■ **Aim of the exercise**
Across the records below, how many lines include the word "tangent"? State only the number.

(Material supplied)

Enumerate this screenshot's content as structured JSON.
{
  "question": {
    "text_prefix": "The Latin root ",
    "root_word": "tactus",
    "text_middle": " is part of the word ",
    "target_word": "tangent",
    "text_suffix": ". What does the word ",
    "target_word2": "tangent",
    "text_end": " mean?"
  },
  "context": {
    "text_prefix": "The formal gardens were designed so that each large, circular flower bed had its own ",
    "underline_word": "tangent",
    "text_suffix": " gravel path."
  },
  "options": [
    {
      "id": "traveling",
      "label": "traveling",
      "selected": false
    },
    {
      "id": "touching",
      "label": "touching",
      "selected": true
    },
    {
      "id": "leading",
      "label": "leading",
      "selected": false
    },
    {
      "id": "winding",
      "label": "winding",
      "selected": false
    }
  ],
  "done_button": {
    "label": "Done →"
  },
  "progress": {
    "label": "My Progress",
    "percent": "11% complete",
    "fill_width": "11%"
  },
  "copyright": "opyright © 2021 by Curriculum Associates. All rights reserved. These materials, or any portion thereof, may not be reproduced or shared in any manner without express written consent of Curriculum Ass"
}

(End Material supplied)
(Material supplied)

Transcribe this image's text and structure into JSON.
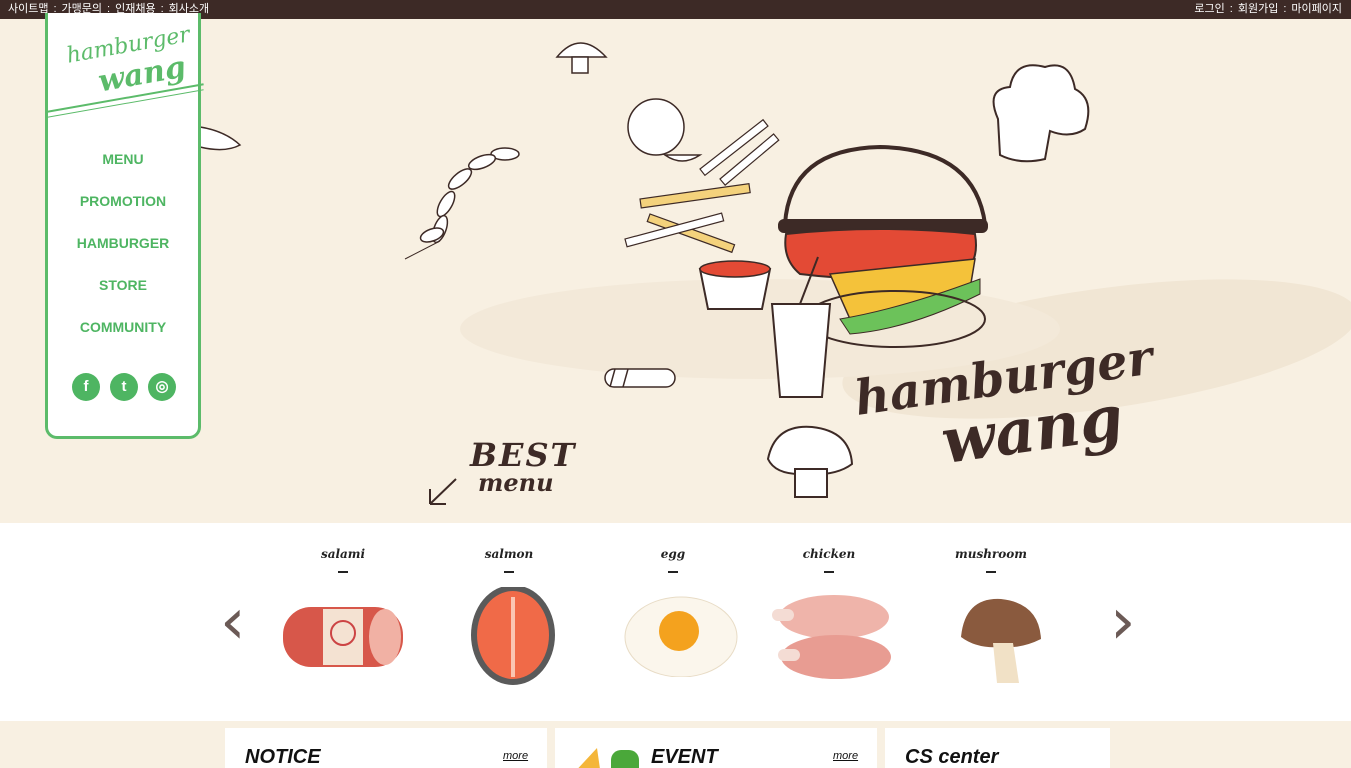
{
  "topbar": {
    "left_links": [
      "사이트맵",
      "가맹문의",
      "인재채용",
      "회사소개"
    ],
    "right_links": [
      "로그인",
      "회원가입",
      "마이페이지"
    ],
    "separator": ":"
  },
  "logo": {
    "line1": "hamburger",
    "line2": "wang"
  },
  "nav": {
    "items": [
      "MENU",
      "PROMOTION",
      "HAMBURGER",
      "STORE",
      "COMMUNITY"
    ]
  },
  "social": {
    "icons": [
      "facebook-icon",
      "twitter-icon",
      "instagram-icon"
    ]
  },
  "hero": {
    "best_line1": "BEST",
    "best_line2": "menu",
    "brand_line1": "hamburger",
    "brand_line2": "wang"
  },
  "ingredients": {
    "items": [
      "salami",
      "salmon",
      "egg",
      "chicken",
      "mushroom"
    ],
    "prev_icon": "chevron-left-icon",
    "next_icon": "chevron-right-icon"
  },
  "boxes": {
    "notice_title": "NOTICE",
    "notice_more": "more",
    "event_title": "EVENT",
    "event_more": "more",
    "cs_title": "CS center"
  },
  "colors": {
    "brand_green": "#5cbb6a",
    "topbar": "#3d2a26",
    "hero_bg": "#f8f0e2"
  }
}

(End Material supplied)

■ **Exercise result**
3